Conclusion

Indexed Universal Life (IUL) insurance policies, with their unique dividend crediting options, offer a compelling blend of life insurance coverage and investment opportunity. The choice of dividend crediting strategy is a critical decision for policyholders, as it significantly impacts the policy’s performance and the policyholder’s financial objectives.

The flexibility and potential for higher returns, balanced with downside protection features, make IUL an attractive option for many. However, the complexity of these products, along with their costs and dependency on market performance, necessitates a thorough understanding and careful consideration.

As the financial landscape continues to evolve, so too will the features and offerings of IUL policies. Staying informed and seeking professional advice when necessary can help policyholders navigate these changes and make the most out of their IUL investments.

While to some people, picking up an IUL policy might seem like an investment strategy, it actually provides a valuable avenue to protect your financial future and even that of your loved ones. Check out this video on how to safeguard your future and that of your loved ones against unforseen circumstances like job loss or illnesses.

FAQs

Question 1: What is an IUL Policy?

Answer: Indexed Universal Life insurance is a type of permanent life insurance that combines death benefit protection with a cash value component linked to a stock market index.

Question 2: How do Dividend Crediting Options Work in IUL?

Answer: Dividend crediting in IUL refers to how the policy’s cash value is credited with earnings based on the performance of a stock market index, subject to caps, floors, and participation rates.
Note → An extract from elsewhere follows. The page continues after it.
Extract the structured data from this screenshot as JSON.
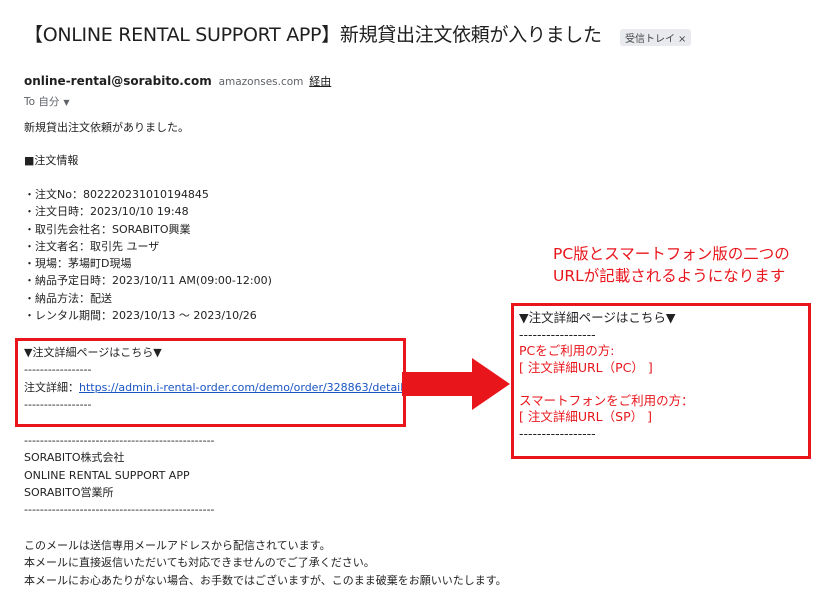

Question 3: What are the Risks Associated with IUL Dividend Crediting Options?

Answer: The primary risks include market volatility, the complexity of understanding different crediting strategies, and the potential impact of fees and caps on returns.

Question 4: How do Cap Rates and Participation Rates Affect IUL Performance?

Answer: Cap rates limit the maximum credit earned, and participation rates determine the percentage of index gain credited to the policy, both of which can significantly impact the policy’s growth potential.

Question 5: Can I Change My Dividend Crediting Option After Policy Issuance?

Answer: Many IUL policies offer flexibility to change dividend crediting options, but this can vary between policies and insurers. It’s important to review the policy terms or consult with an insurance professional.